A lire sur: http://www.computerworld.com/s/article/9246682/Do_you_understand_your_company_s_personality_
Corporate culture might matter even more to your project's success than ROI does. Here's how to work with it rather than against it.
By Minda Zetlin
March 10, 2014 06:30 AM ET
Computerworld - IT executives at Splunk faced a challenge. They needed to provide training materials for employees who would be using a new security program. The $268 million San Francisco company makes an application that collects machine data on everything from servers to elevators and heating systems.
"A lot of our employees have Ph.D.s and are IT geniuses," says CIO Doug Harr. Rather than lay down the law with these folks about what they can and can't load on their desktop computers, IT gives them administrative powers and a few security guidelines. So when it was time to train users, Harr knew a run-of-the-mill how-to would be a bad idea. "We looked long and hard for training materials that would be acceptable to them," he says.
Eventually, Harr and his team found some animated videos, mostly black-and-white and wry in tone, similar to Virgin America's 2008 safety video. They worked, and as a further step, IT is now creating training videos of its own, featuring some of Splunk's own employees.
If that sounds like too much trouble for a simple training video that employees will spend only a couple of minutes watching, then you're missing an important point about IT in today's workplace: To be effective, you must deeply understand and fully engage with the culture of your organization.
"I've been with Gartner 25 years and had thousands of conversations, and it's very clear that technology is not the No. 1 challenge our clients face," says Ken McGee, a research fellow at Gartner. "They get technology. The biggest issues are not technology but culture."
It's an issue that doesn't get enough attention, he says. For instance, when a new CIO arrives to reorganize IT, or a merger requires that two formerly separate operations combine, conditions are ripe for conflict. But many IT leaders ignore the danger. CIOs who would never put a networking novice onto an important infrastructure project assign people with limited human dynamics know-how to projects where culture clash is likely. "Then we're surprised there are so many problems," McGee says.
Dave Kelble, director of IT for the Abramson Center for Jewish Life, which provides residential and nonresidential services to seniors at its 72-acre campus in North Wales, Pa., considers organizational culture to be such an important topic that after getting an MBA in information systems, he went back for a master's in organizational dynamics. "It gives you a perspective you don't get in business school or technical school," he says. "I've found in the past the ROI calculations don't necessarily get a project accepted. You have to work with people to implement new technology."
Some of the biggest challenges for IT leaders arise when they're charged with making profound changes to the culture of their IT organizations. It's a process that always rests on communication.
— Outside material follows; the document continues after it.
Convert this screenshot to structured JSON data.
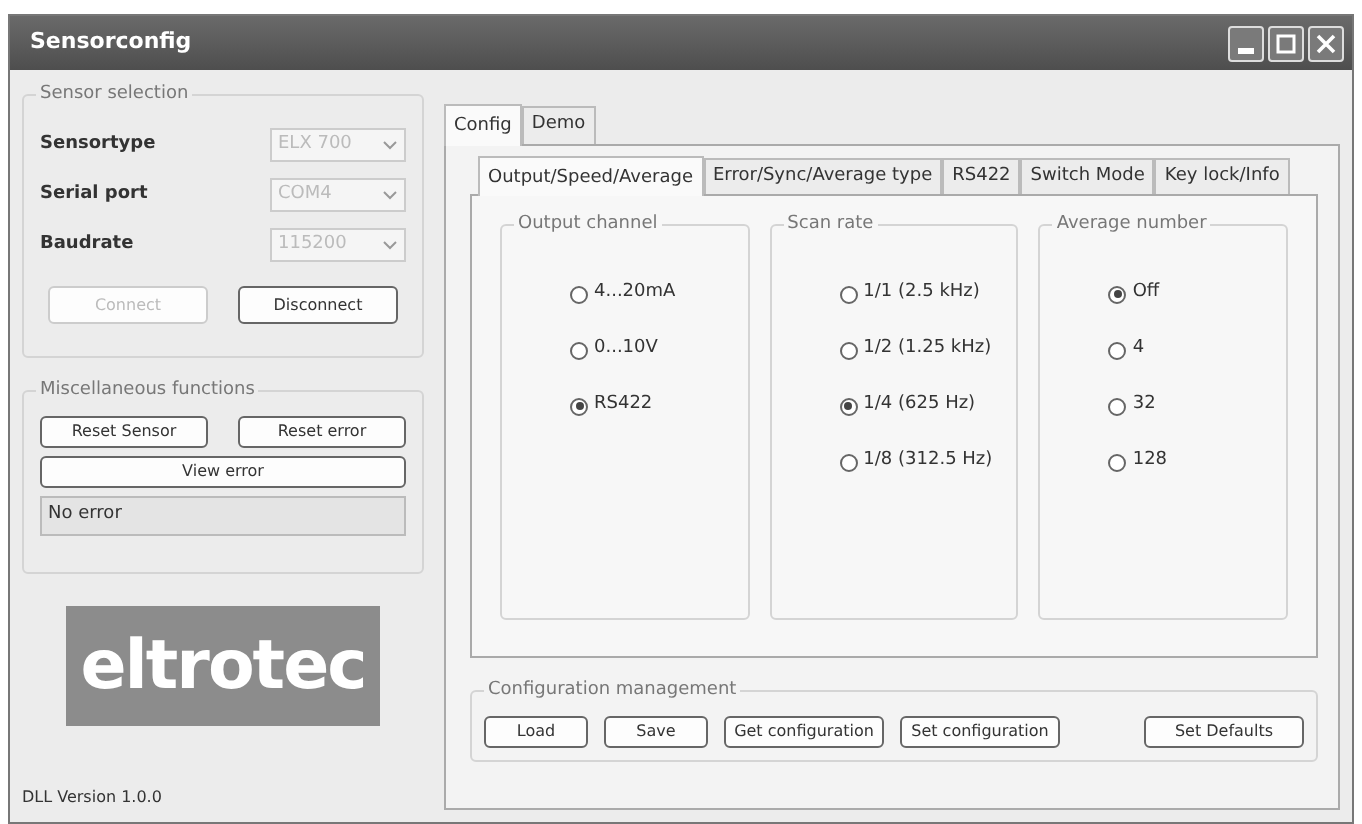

"The fastest way to make any real change is to spend a lot of time talking to people, and that always seems to take too long," says Stephen Balzac, president of 7 Steps Ahead. When he coaches CIOs, he says, they often ask, "Why don't we just do it?"
"How has that worked for you in the past?" Balzac asks.
"People push back," the CIOs admit.
Then he explains that "it's not how fast you go, it's how smoothly you accelerate."
From Four to One
Dale Danilewitz, CIO at AmerisourceBergen, an $88 billion pharmaceutical wholesaler headquartered in Valley Forge, Pa., is charged with centralizing what had previously been four separate IT operations at four separate lines of business.
At the same time, his mission is to increase the amount of IT services that are charged back to business units. To complicate matters further, the company has divisions across the U.S. and is expanding globally. Many IT operations and staffers are still embedded within business units.
To help far-flung IT people come together as a team, Danilewitz does a lot of communicating, by email, through the company's internal social network, with road shows, in monthly all-hands teleconference town hall meetings, and even with posters and other materials promoting IT's goals.
It was at one of the town hall meetings that he encountered a common cultural trap: What the speaker means isn't always what the listener hears. Danilewitz was discussing the need for the unified IT department to come together behind common technologies rather than clinging to whichever apps they had been using before centralization.
To underscore the point, he noted, "We are providing a service and shouldn't think of ourselves as the only service provider available to the business. We have to hold ourselves accountable, because if we're too complacent, the business may look elsewhere for that service."
His words struck a nerve with one business unit's IT group. That group had been through downsizing in which many of its jobs were outsourced, and people feared that the same thing might be happening again.
"That was not my intent," Danilewitz says. "I had to recover and provide a better explanation."
It was a great illustration of how corporate culture affects perceptions without our being aware of it. "It's like an accent," he says. "You don't know you have one until you encounter a different one."